A: Yes.

(Suppression. Transcript p. 15)

When defense counsel asked him if he activated his lights “even before she came to a complete stop,” McGuire answered, “Correct.” (Suppression Transcript p. 14)

Q: So, technically, you did stop the vehicle?

A: I was going to, anyway, yes. When she started to pull over, I just went ahead and turned my lights on.

Q: When you fell in behind her, she pretty much –

A: She – yeah. I suppose she assumed I was going to stop her, so she went ahead and pulled over anyway.

Q: Safe assumption under those circumstances?

A: Right.

(Suppression Transcript 14-15)

Consider also that Deputy McGuire wrote in his Uniform Citation and Offense Report that he stopped her, which he confirmed in testimony under oath at the Preliminary Hearing and before the Grand Jury.

In addition, on October 17, 2006, Assistant Commonwealth’s Attorney (now a McCracken County District Court judge) Christopher B. Hollowell prepared and filed the Commonwealth’s Bill of Particulars declaring in pertinent part under penalty of perjury that Deputy McGuire “stopped” her vehicle.

(Note: this is also admissible non-hearsay as a declaration by a party opponent that arguably should be dispositive of the legal issue. See Part 1 of my four-part series on the hearsay rule.)

The critical question then is whether a reasonable person in Crane-Station’s position would have pulled over into the emergency lane and subsequently stopped her vehicle after a police officer, who had pulled alongside her, slowed down, fell in immediately behind her, and activated his emergency lights as she moved over into the emergency lane?

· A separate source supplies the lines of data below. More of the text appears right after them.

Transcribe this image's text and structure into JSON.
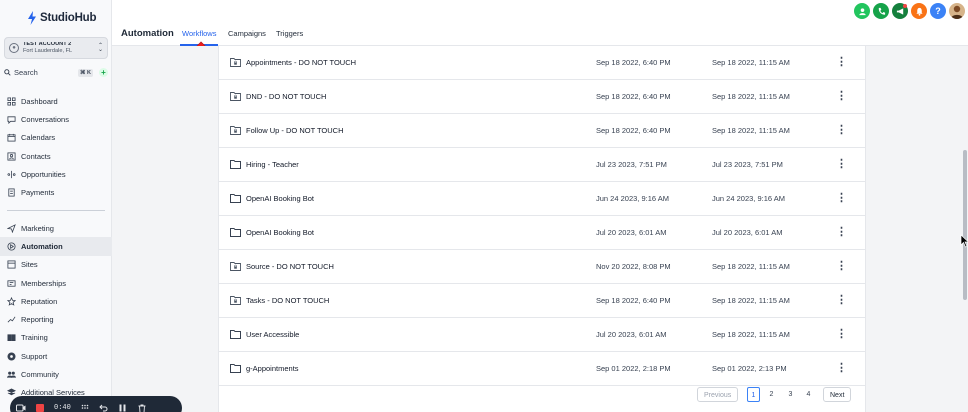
{
  "app": {
    "logo_text": "StudioHub"
  },
  "account": {
    "name": "TEST ACCOUNT 2",
    "location": "Fort Lauderdale, FL"
  },
  "search": {
    "label": "Search",
    "shortcut": "⌘ K",
    "plus": "+"
  },
  "sidebar": {
    "primary": [
      {
        "label": "Dashboard",
        "icon": "dashboard-icon"
      },
      {
        "label": "Conversations",
        "icon": "chat-icon"
      },
      {
        "label": "Calendars",
        "icon": "calendar-icon"
      },
      {
        "label": "Contacts",
        "icon": "contacts-icon"
      },
      {
        "label": "Opportunities",
        "icon": "opportunities-icon"
      },
      {
        "label": "Payments",
        "icon": "payments-icon"
      }
    ],
    "secondary": [
      {
        "label": "Marketing",
        "icon": "send-icon"
      },
      {
        "label": "Automation",
        "icon": "automation-icon",
        "active": true
      },
      {
        "label": "Sites",
        "icon": "sites-icon"
      },
      {
        "label": "Memberships",
        "icon": "memberships-icon"
      },
      {
        "label": "Reputation",
        "icon": "star-icon"
      },
      {
        "label": "Reporting",
        "icon": "reporting-icon"
      },
      {
        "label": "Training",
        "icon": "book-icon"
      },
      {
        "label": "Support",
        "icon": "support-icon"
      },
      {
        "label": "Community",
        "icon": "community-icon"
      },
      {
        "label": "Additional Services",
        "icon": "services-icon"
      }
    ]
  },
  "header": {
    "title": "Automation",
    "tabs": [
      {
        "label": "Workflows",
        "active": true
      },
      {
        "label": "Campaigns"
      },
      {
        "label": "Triggers"
      }
    ],
    "icons": [
      {
        "name": "contacts-quick-icon",
        "color": "#22c55e"
      },
      {
        "name": "phone-icon",
        "color": "#16a34a"
      },
      {
        "name": "megaphone-icon",
        "color": "#15803d"
      },
      {
        "name": "bell-icon",
        "color": "#f97316"
      },
      {
        "name": "help-icon",
        "color": "#3b82f6"
      },
      {
        "name": "user-avatar",
        "color": "#a16207"
      }
    ]
  },
  "workflows": {
    "rows": [
      {
        "name": "Appointments - DO NOT TOUCH",
        "created": "Sep 18 2022, 6:40 PM",
        "updated": "Sep 18 2022, 11:15 AM",
        "locked": true
      },
      {
        "name": "DND - DO NOT TOUCH",
        "created": "Sep 18 2022, 6:40 PM",
        "updated": "Sep 18 2022, 11:15 AM",
        "locked": true
      },
      {
        "name": "Follow Up - DO NOT TOUCH",
        "created": "Sep 18 2022, 6:40 PM",
        "updated": "Sep 18 2022, 11:15 AM",
        "locked": true
      },
      {
        "name": "Hiring - Teacher",
        "created": "Jul 23 2023, 7:51 PM",
        "updated": "Jul 23 2023, 7:51 PM",
        "locked": false
      },
      {
        "name": "OpenAI Booking Bot",
        "created": "Jun 24 2023, 9:16 AM",
        "updated": "Jun 24 2023, 9:16 AM",
        "locked": false
      },
      {
        "name": "OpenAI Booking Bot",
        "created": "Jul 20 2023, 6:01 AM",
        "updated": "Jul 20 2023, 6:01 AM",
        "locked": false
      },
      {
        "name": "Source - DO NOT TOUCH",
        "created": "Nov 20 2022, 8:08 PM",
        "updated": "Sep 18 2022, 11:15 AM",
        "locked": true
      },
      {
        "name": "Tasks - DO NOT TOUCH",
        "created": "Sep 18 2022, 6:40 PM",
        "updated": "Sep 18 2022, 11:15 AM",
        "locked": true
      },
      {
        "name": "User Accessible",
        "created": "Jul 20 2023, 6:01 AM",
        "updated": "Sep 18 2022, 11:15 AM",
        "locked": false
      },
      {
        "name": "g-Appointments",
        "created": "Sep 01 2022, 2:18 PM",
        "updated": "Sep 01 2022, 2:13 PM",
        "locked": false
      }
    ]
  },
  "pagination": {
    "previous": "Previous",
    "next": "Next",
    "pages": [
      "1",
      "2",
      "3",
      "4"
    ],
    "current": "1"
  },
  "recorder": {
    "time": "0:40"
  }
}
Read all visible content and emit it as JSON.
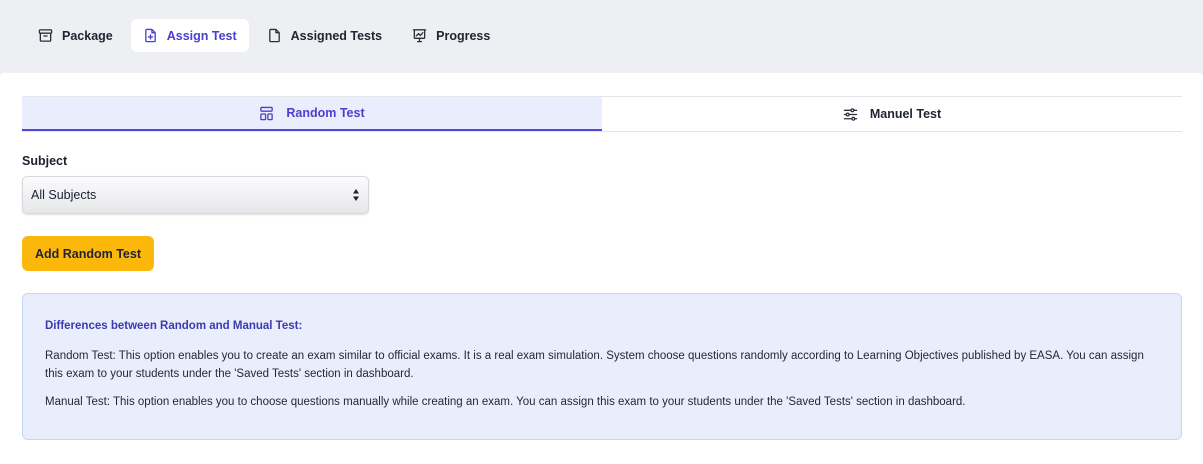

We do not believe the answer to this question is reasonably debatable, especially since the officer who pulled her over wrote in his report and consistently testified under oath at three different pretrial hearings that he “stopped” her. Finally, in the suppression hearing, he testified that he intended to stop her and he conceded that her reaction to his behavior by pulling over and stopping was reasonable under the circumstances.

He was the only witness who testified at the suppression hearing.

We believe that only outcome driven judicial mendacity by the trial judge and the Court of Appeals, aided and abetted by a strong dose of prosecutorial legerdemain in formulating an argument unsupported by the police officer, who was the only witness, could conclude on this set of undisputed facts that Crane-Station voluntarily initiated a citizen-police contact.

Author’s disclosure: Crane-Station is my wife. We were married and I was a law professor when this incident intruded into our lives.

Cross posted at my new law blog and at the Smirking Chimp.

Lighter Side of the Frog Blog:

For folks who are curious about my legal case, I will be writing about that as well. Issues are numerous and interesting. The case currently sits with the Kentucky Supreme Court as a Motion For Discretionary Review. I will be posting the initial 911 call, the dash-cam video, all recordings of hearings prior to the trial, all official transcripts that I have, briefs, responses, lab reports, open records requests, orders denying suppression, the order of sentencing, and the corrected order of sentencing, as well as anything else that anyone wrote or said, such as the Bill of Particulars and as much of the trial transcript as anyone can stomach before racing to the nearest porcelain receptacle. (I spoke to my attorney today and gave her a heads up.)

With my husband’s help, I will introduce relevant legal issues, binding case law, statutes, and case history.

Brush up on your Fourth, Fifth, First and Fourteenth Amendments.

Anything that is a matter of public record, in fact, will be here (or on YouTube).

I will start this process, I hope, about sixty days from now. In the meantime, I will continue to bring you the nonfiction account of incarceration, Frog Gravy.

I would like to thank my readers for stopping by this site and taking the time to read. I would also like to thank you for your patience. My notes are voluminous and disorganized, and although I have tried to make each essay a stand-alone, I realize that flow is an issue. I am attempting to fix these issues in the Frog Gravy manuscript.

If you are at this site by mistake, worry not. I post about other things also. I aim to please. Which brings me to this. Ever felt like you were not quite communicating with someone? Take a look at this: